When “splendid isolation” became discrimination
by The Hon. Joe Volpe, Publisher
TORONTO - Maybe the English of [formerly Great] Britain never did emerge from their “splendid isolation” mind set. That might explain why clownish and buffoonish-like Boris Johnson and Nigel Brexit were able to convince the public that their interests lay in withdrawing from Europe.
Now there is evidence that “official England” never really knew what language the people crossing the Channel from the continent speak. In the case of Italians, for example, they cling to a dated understanding of who speaks what on the Peninsula.

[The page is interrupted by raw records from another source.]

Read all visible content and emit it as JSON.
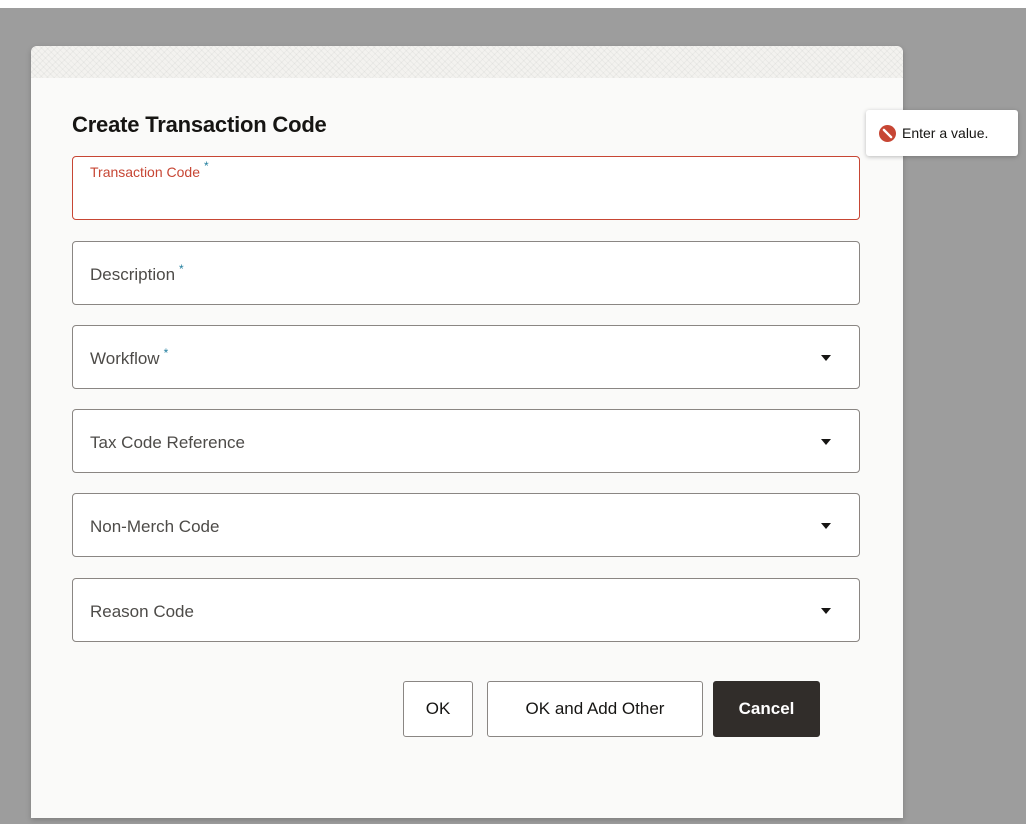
{
  "dialog": {
    "title": "Create Transaction Code",
    "fields": [
      {
        "label": "Transaction Code",
        "required_marker": "*",
        "state": "error",
        "type": "text"
      },
      {
        "label": "Description",
        "required_marker": "*",
        "type": "text"
      },
      {
        "label": "Workflow",
        "required_marker": "*",
        "type": "select"
      },
      {
        "label": "Tax Code Reference",
        "type": "select"
      },
      {
        "label": "Non-Merch Code",
        "type": "select"
      },
      {
        "label": "Reason Code",
        "type": "select"
      }
    ],
    "buttons": {
      "ok_label": "OK",
      "ok_add_other_label": "OK and Add Other",
      "cancel_label": "Cancel"
    }
  },
  "validation_tooltip": {
    "message": "Enter a value.",
    "icon": "error-circle-icon"
  },
  "colors": {
    "error": "#c74634",
    "required_marker": "#227e9e",
    "primary_button": "#312d2a",
    "overlay": "#9d9d9d"
  }
}
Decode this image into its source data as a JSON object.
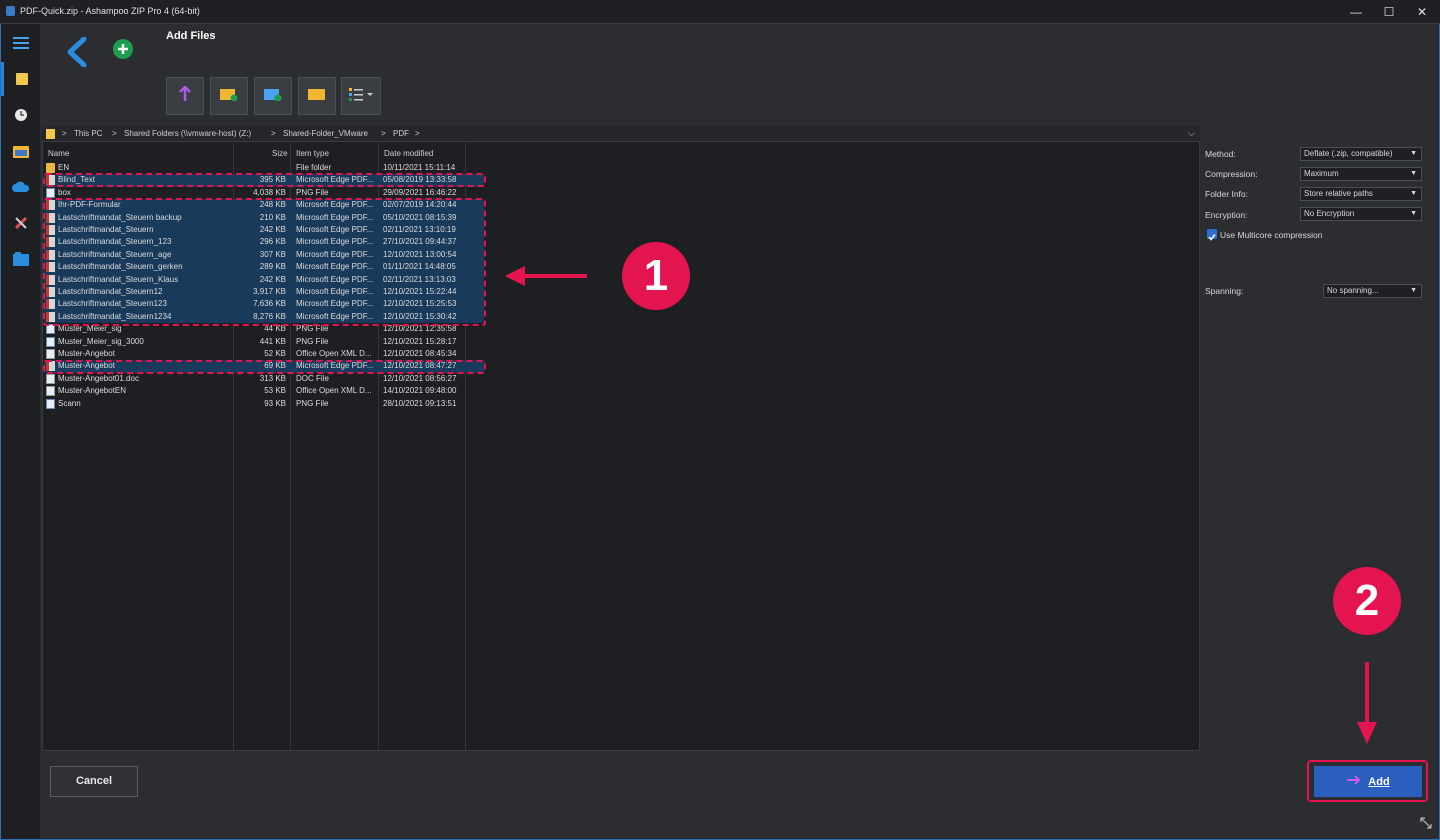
{
  "window": {
    "title": "PDF-Quick.zip - Ashampoo ZIP Pro 4 (64-bit)",
    "minimize": "—",
    "maximize": "☐",
    "close": "✕"
  },
  "header": {
    "title": "Add Files"
  },
  "breadcrumb": [
    "This PC",
    "Shared Folders (\\\\vmware-host) (Z:)",
    "Shared-Folder_VMware",
    "PDF"
  ],
  "columns": {
    "name": "Name",
    "size": "Size",
    "type": "Item type",
    "date": "Date modified"
  },
  "files": [
    {
      "name": "EN",
      "size": "",
      "type": "File folder",
      "date": "10/11/2021 15:11:14",
      "icon": "folder"
    },
    {
      "name": "Blind_Text",
      "size": "395 KB",
      "type": "Microsoft Edge PDF...",
      "date": "05/08/2019 13:33:58",
      "icon": "pdf"
    },
    {
      "name": "box",
      "size": "4,038 KB",
      "type": "PNG File",
      "date": "29/09/2021 16:46:22",
      "icon": "png"
    },
    {
      "name": "Ihr-PDF-Formular",
      "size": "248 KB",
      "type": "Microsoft Edge PDF...",
      "date": "02/07/2019 14:20:44",
      "icon": "pdf"
    },
    {
      "name": "Lastschriftmandat_Steuern backup",
      "size": "210 KB",
      "type": "Microsoft Edge PDF...",
      "date": "05/10/2021 08:15:39",
      "icon": "pdf"
    },
    {
      "name": "Lastschriftmandat_Steuern",
      "size": "242 KB",
      "type": "Microsoft Edge PDF...",
      "date": "02/11/2021 13:10:19",
      "icon": "pdf"
    },
    {
      "name": "Lastschriftmandat_Steuern_123",
      "size": "296 KB",
      "type": "Microsoft Edge PDF...",
      "date": "27/10/2021 09:44:37",
      "icon": "pdf"
    },
    {
      "name": "Lastschriftmandat_Steuern_age",
      "size": "307 KB",
      "type": "Microsoft Edge PDF...",
      "date": "12/10/2021 13:00:54",
      "icon": "pdf"
    },
    {
      "name": "Lastschriftmandat_Steuern_gerken",
      "size": "289 KB",
      "type": "Microsoft Edge PDF...",
      "date": "01/11/2021 14:48:05",
      "icon": "pdf"
    },
    {
      "name": "Lastschriftmandat_Steuern_Klaus",
      "size": "242 KB",
      "type": "Microsoft Edge PDF...",
      "date": "02/11/2021 13:13:03",
      "icon": "pdf"
    },
    {
      "name": "Lastschriftmandat_Steuern12",
      "size": "3,917 KB",
      "type": "Microsoft Edge PDF...",
      "date": "12/10/2021 15:22:44",
      "icon": "pdf"
    },
    {
      "name": "Lastschriftmandat_Steuern123",
      "size": "7,636 KB",
      "type": "Microsoft Edge PDF...",
      "date": "12/10/2021 15:25:53",
      "icon": "pdf"
    },
    {
      "name": "Lastschriftmandat_Steuern1234",
      "size": "8,276 KB",
      "type": "Microsoft Edge PDF...",
      "date": "12/10/2021 15:30:42",
      "icon": "pdf"
    },
    {
      "name": "Muster_Meier_sig",
      "size": "44 KB",
      "type": "PNG File",
      "date": "12/10/2021 12:35:58",
      "icon": "png"
    },
    {
      "name": "Muster_Meier_sig_3000",
      "size": "441 KB",
      "type": "PNG File",
      "date": "12/10/2021 15:28:17",
      "icon": "png"
    },
    {
      "name": "Muster-Angebot",
      "size": "52 KB",
      "type": "Office Open XML D...",
      "date": "12/10/2021 08:45:34",
      "icon": "doc"
    },
    {
      "name": "Muster-Angebot",
      "size": "69 KB",
      "type": "Microsoft Edge PDF...",
      "date": "12/10/2021 08:47:27",
      "icon": "pdf"
    },
    {
      "name": "Muster-Angebot01.doc",
      "size": "313 KB",
      "type": "DOC File",
      "date": "12/10/2021 08:56:27",
      "icon": "doc"
    },
    {
      "name": "Muster-AngebotEN",
      "size": "53 KB",
      "type": "Office Open XML D...",
      "date": "14/10/2021 09:48:00",
      "icon": "doc"
    },
    {
      "name": "Scann",
      "size": "93 KB",
      "type": "PNG File",
      "date": "28/10/2021 09:13:51",
      "icon": "png"
    }
  ],
  "options": {
    "method_label": "Method:",
    "method_value": "Deflate (.zip, compatible)",
    "compression_label": "Compression:",
    "compression_value": "Maximum",
    "folder_info_label": "Folder Info:",
    "folder_info_value": "Store relative paths",
    "encryption_label": "Encryption:",
    "encryption_value": "No Encryption",
    "multicore_label": "Use Multicore compression",
    "spanning_label": "Spanning:",
    "spanning_value": "No spanning..."
  },
  "buttons": {
    "cancel": "Cancel",
    "add": "Add"
  },
  "annotations": {
    "step1": "1",
    "step2": "2"
  },
  "colors": {
    "accent": "#2a5fc0",
    "annotation": "#e3144f",
    "selection": "#193a5a"
  }
}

Granted there are several dialects that still survive in folklorish environments. But nowhere like the virtually incomprehensible distortions of the Queen’s English that prevails in certain quarters and neighbourhoods outside of downtown London.
The fact is that there existed a trend toward a “standard” Italian at least three hundred years before Chaucer, Shakespeare, Milton and others were able to tease out a comprehensible “modern dialect” distinguishable from the Latin and French or indeed the Italian prevalent in use among the more “refined” aristocratic and merchant classes of Angleland.
Today, it appears that the bureaucratic guardians of “our shared values” have become experts in what is Italian; after all, they did fashion out a language test – the IELTS – that obsequious colonials in our fair land use to weed out those inferior peoples who do not speak English.
Why not apply the same “standards” to someone else’s language? Of course, in a post-Brexit world it is easy to see every manoeuvre as a cheap trick to denigrate others with a view to justifying slamming the doors in their face.
England is only just beginning to come to grips with its decision to exit Europe. Perhaps the entire referendum was exactly what some Conservative Party insiders are claiming: nothing more than internal political manoeuvring to climb up the ladder. Now everyone is a target.
Even UKIP MPs have taken to physically fighting it out in public. If England doesn’t want hard-working Italians because they speak a dialect of their mother tongue, Minister McCallum should tell them there is room here.
Canada’s former (and current) government give unnecessary pride of place in the immigration process to people of the island nation because of their language ability. Immigration Canada should just start looking for those whose ability to integrate notwithstanding their association with the English language.
At least they cannot be accused of veiled discrimination.
(Friday 14 October 2016)